The poorly-run sports business

Jody Michael

Football has lots of diehard fans. When the NFL lockout ended July 25 as the players approved the owners’ new collective bargaining agreement, I scoured social media and found feelings of relief from both friends and strangers.

“Finally, give me football!” one of my Facebook friends posted. “I missed football,” was a prevalent expression on Twitter.

This makes little sense. Football never went away; it’s still the offseason. Aside from canceling the Hall of Fame Game between the Bears and Rams, this season will be just like any other.

For the other 30 teams, training camp wasn’t even going to open until July 27 or later, so we lost zero football during the lockout. It’s incorrect to say the lockout “finally” ended as if football was somehow taken away, because it wasn’t, but this is a good example of fans’ diehard nature.

Nonetheless, I’m glad the owners and players reached a desirable agreement. Owners now get a higher percentage of the revenues, but players will like the improved health benefits and that owners have a new minimum spending requirement.

Casual fans will just be thankful the season is intact. However, it’s unfortunate the new agreement didn’t throw an extra bone to the most important fans: the ticket-holders.

To buy season tickets, 14 NFL teams require fans to first purchase a personal seat license – an enormous fee just for the right to buy season tickets. Plus, teams still stupidly sell preseason tickets for the same price as regular-season tickets.

It’s unfair. However, those teams get away with it because people do buy personal seat licenses, and people do buy expensive preseason tickets.

This is a difficult choice for fans. Do you continue to buy tickets for love of the team and the game, or do you boycott in opposition, even if it hurts your team financially?

As a baseball fan first and foremost, I have the same problem with my favorite team, the Cleveland Indians.

I want to go to a lot of Indians games.

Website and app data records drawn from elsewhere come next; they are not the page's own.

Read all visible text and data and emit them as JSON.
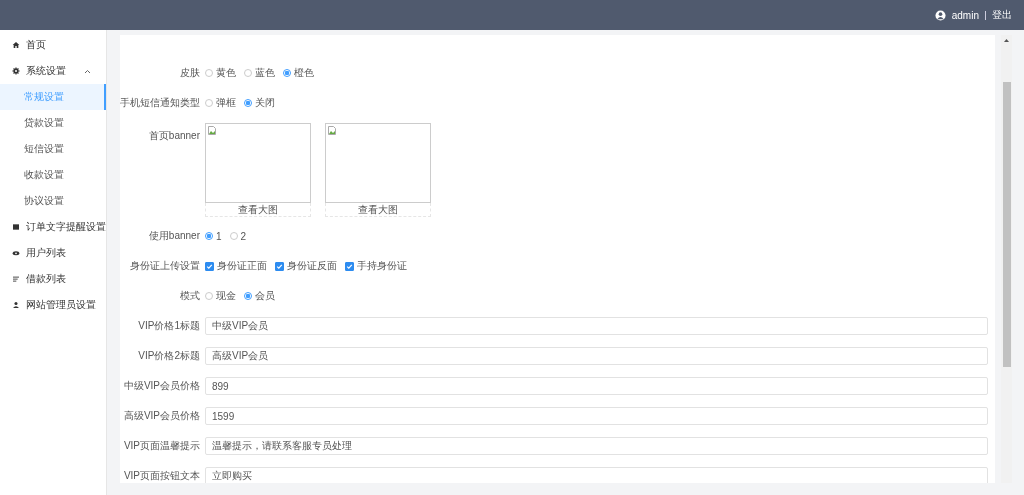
{
  "header": {
    "user": "admin",
    "logout": "登出"
  },
  "sidebar": {
    "items": [
      {
        "label": "首页",
        "selected": false
      },
      {
        "label": "系统设置",
        "selected": false,
        "expanded": true,
        "children": [
          {
            "label": "常规设置",
            "selected": true
          },
          {
            "label": "贷款设置",
            "selected": false
          },
          {
            "label": "短信设置",
            "selected": false
          },
          {
            "label": "收款设置",
            "selected": false
          },
          {
            "label": "协议设置",
            "selected": false
          }
        ]
      },
      {
        "label": "订单文字提醒设置",
        "selected": false
      },
      {
        "label": "用户列表",
        "selected": false
      },
      {
        "label": "借款列表",
        "selected": false
      },
      {
        "label": "网站管理员设置",
        "selected": false
      }
    ]
  },
  "form": {
    "rows": [
      {
        "kind": "radio",
        "label": "皮肤",
        "options": [
          {
            "label": "黄色",
            "selected": false
          },
          {
            "label": "蓝色",
            "selected": false
          },
          {
            "label": "橙色",
            "selected": true
          }
        ]
      },
      {
        "kind": "radio",
        "label": "手机短信通知类型",
        "options": [
          {
            "label": "弹框",
            "selected": false
          },
          {
            "label": "关闭",
            "selected": true
          }
        ]
      },
      {
        "kind": "images",
        "label": "首页banner",
        "images": [
          {
            "link": "查看大图"
          },
          {
            "link": "查看大图"
          }
        ]
      },
      {
        "kind": "radio",
        "label": "使用banner",
        "options": [
          {
            "label": "1",
            "selected": true
          },
          {
            "label": "2",
            "selected": false
          }
        ]
      },
      {
        "kind": "checkbox",
        "label": "身份证上传设置",
        "options": [
          {
            "label": "身份证正面",
            "checked": true
          },
          {
            "label": "身份证反面",
            "checked": true
          },
          {
            "label": "手持身份证",
            "checked": true
          }
        ]
      },
      {
        "kind": "radio",
        "label": "模式",
        "options": [
          {
            "label": "现金",
            "selected": false
          },
          {
            "label": "会员",
            "selected": true
          }
        ]
      },
      {
        "kind": "text",
        "label": "VIP价格1标题",
        "value": "中级VIP会员"
      },
      {
        "kind": "text",
        "label": "VIP价格2标题",
        "value": "高级VIP会员"
      },
      {
        "kind": "text",
        "label": "中级VIP会员价格",
        "value": "899"
      },
      {
        "kind": "text",
        "label": "高级VIP会员价格",
        "value": "1599"
      },
      {
        "kind": "text",
        "label": "VIP页面温馨提示",
        "value": "温馨提示，请联系客服专员处理"
      },
      {
        "kind": "text",
        "label": "VIP页面按钮文本",
        "value": "立即购买"
      }
    ]
  }
}
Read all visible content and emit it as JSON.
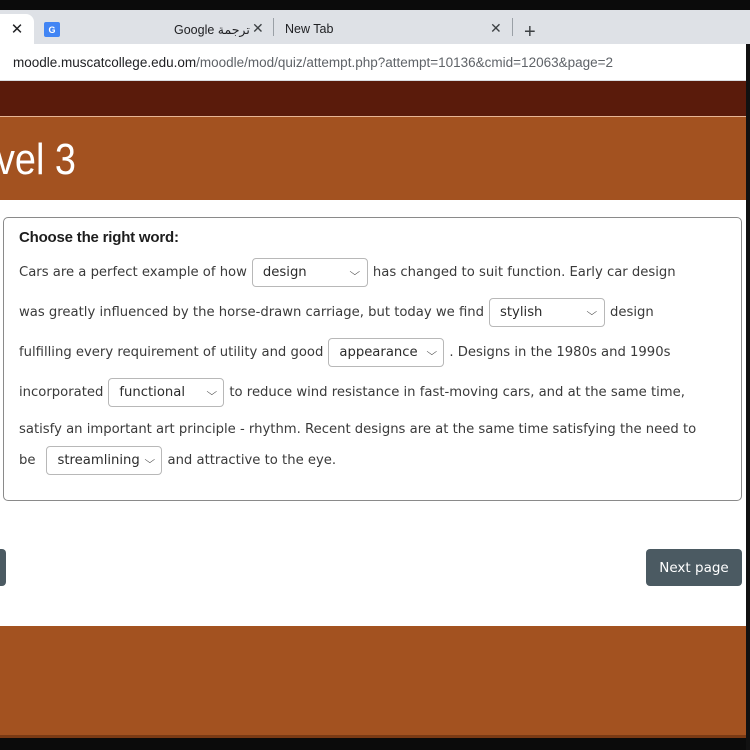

Baseball’s popularity is diminishing, and I want to support the national pastime now more than ever. Besides, the Indians can’t afford great players without money, which they get from fans.

Despite that, baseball is too costly. Once I pay for a ticket, parking, concessions and the gasoline necessary for the trip, I’ve spent at least $40. That’s a lot. Besides, I can satiate my baseball hunger at an Akron Aeros game for half that – $5 tickets, half as long a drive and free city parking.

I’m obviously not alone. Even during this much-improved season, the Indians’ home games are averaging just 21,619 fans, not even half Progressive Field’s 43,441 capacity.

If your stadium has even one empty seat, you didn’t price the tickets properly. When half your stadium is consistently empty, that’s a problem. Clearly, the fans have spoken: tickets cost too much.

Sure, teams can sell overpriced tickets and personal seat licenses because their richer diehard fans are willing to pay for it. But middle- and lower-class fans can be diehards, too. Teams need fans in the stands for the ticket and concession revenue. So why aren’t teams making ticket prices friendly and fair to cater to all their passionate fans?

Jody Michael is a junior news major.Contact him at [email protected].